Matt Roe raises strawberries, blueberries and nursery crops at Terraceberry Farm with his wife, Jocelyn, near Allerton, in Wayne County. He currently has 600 blueberry plants on about 1 acre and another acre of strawberries. Under the current farm arrangement, Matt has a five-year agreement with his father-in-law to work as a farm employee, after which he will completely take over the farm. Future goals include expanding the blueberries to 3 to 5 acres and adding apples, brambles, melons and honey. With his savings match, he is thinking of investing either in additional land or equipment such as a mulch wagon to spread sawdust on the blueberry rows.
Teresa Stecker raises goats, chickens and cows at Teresa’s 4S Farm, near West Liberty. The goat enterprise is her main focus, consisting of a Kiko boar and Kiko-Boer-cross does. She markets the meat directly to the local Hispanic and African immigrant community. Over the next two years Teresa wants to expand her goat herd, with a focus on becoming more profitable while raising a quality product. She is excited about working with a mentor through the Savings Incentive Program and improving her knowledge of goat management. With her savings match, she hopes to purchase a small tractor.
Tony Thompson plans to start a vegetable CSA near Elkhart on land that has been in the family for more than a century. He is currently working on refining a business plan he created while enrolled in The Farming Institute, a summer training program based in Solon, Iowa, targeted to beginning farmers interested in vegetable production. His goal is to get his farm established and make his first CSA deliveries by 2015. With his savings match, he anticipates investing in irrigation equipment, a greenhouse or high tunnel, or cultivation equipment.
Rory Van Wyk is actively looking for land to establish RoLyn Acres, a grass-fed beef, pastured poultry and aquaponics farm that he will operate using permaculture principles with his wife, Lynette, near Ankeny.
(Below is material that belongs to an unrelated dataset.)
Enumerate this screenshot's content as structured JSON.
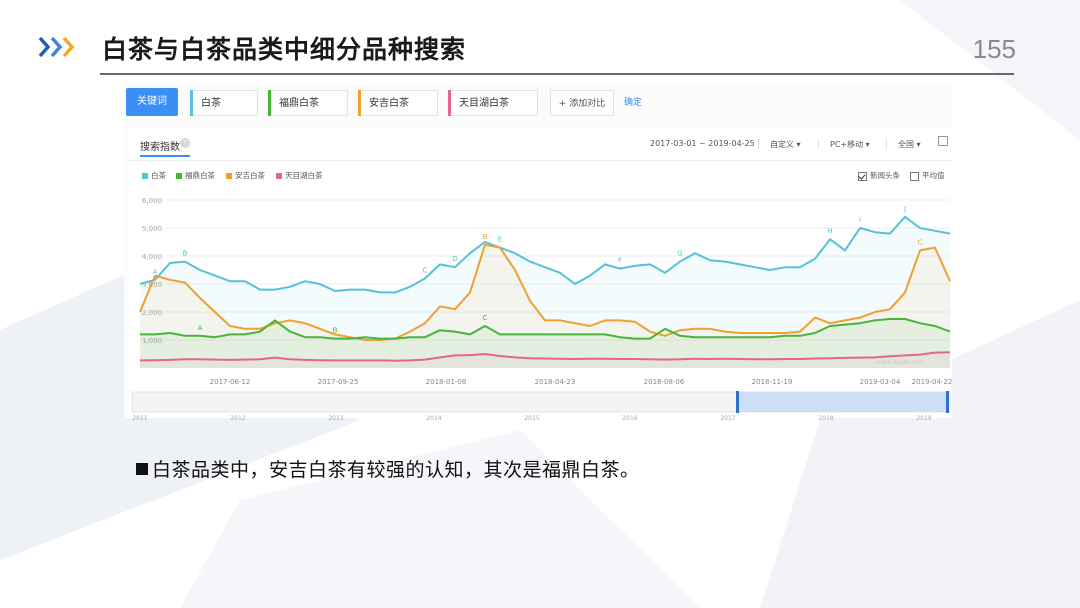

Raised on a small, diverse livestock farm near Manly, Iowa, he initially entered college intending to become an engineer, but realized how much he wanted to farm and switched to agriculture with an emphasis in animal science. In addition to working full-time as a firefighter, he has been interning since early 2013 on Cory Family Farm near Elkhart, which specializes in pastured poultry and grass-finished beef and lamb. Rory is eager to learn how to write a strong business plan while enrolled in the Savings Incentive Program, and anticipates using his savings match to invest in livestock or equipment to get his farm started.